ABOUT THIS EXERCISE -> Please copy each line of the data that includes the string "title".

Start of WORKING DATA

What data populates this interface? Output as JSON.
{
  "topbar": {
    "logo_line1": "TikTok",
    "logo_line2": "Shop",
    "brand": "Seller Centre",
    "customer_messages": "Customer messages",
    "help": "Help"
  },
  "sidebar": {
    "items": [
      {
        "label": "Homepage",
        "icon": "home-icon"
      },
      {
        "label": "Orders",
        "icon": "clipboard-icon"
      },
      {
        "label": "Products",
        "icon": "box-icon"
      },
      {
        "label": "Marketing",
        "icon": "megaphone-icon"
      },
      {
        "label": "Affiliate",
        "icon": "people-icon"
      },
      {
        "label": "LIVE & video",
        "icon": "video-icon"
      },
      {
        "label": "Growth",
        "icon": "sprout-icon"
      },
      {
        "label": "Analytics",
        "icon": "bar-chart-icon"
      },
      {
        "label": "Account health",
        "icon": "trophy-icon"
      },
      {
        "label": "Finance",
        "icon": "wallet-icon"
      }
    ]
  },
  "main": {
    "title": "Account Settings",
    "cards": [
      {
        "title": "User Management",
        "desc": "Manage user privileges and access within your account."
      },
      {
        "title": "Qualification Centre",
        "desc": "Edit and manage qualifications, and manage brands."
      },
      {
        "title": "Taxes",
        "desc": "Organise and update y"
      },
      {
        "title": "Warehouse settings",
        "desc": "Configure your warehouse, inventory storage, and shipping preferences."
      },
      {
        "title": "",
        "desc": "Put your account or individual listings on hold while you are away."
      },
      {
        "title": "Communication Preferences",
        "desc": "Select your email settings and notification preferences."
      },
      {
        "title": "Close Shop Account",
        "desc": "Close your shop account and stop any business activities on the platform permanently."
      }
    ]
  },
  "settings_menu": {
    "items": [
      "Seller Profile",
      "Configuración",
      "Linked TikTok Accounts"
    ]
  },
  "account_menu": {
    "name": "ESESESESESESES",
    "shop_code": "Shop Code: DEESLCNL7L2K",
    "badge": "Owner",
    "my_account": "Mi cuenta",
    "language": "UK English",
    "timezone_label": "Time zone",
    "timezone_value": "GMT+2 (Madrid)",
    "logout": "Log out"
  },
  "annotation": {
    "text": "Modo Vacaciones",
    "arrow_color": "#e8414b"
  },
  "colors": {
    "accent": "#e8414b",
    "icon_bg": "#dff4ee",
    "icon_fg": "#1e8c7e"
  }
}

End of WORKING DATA

OUTPUT ->
    "title": "Account Settings",
        "title": "User Management",
        "title": "Qualification Centre",
        "title": "Taxes",
        "title": "Warehouse settings",
        "title": "",
        "title": "Communication Preferences",
        "title": "Close Shop Account",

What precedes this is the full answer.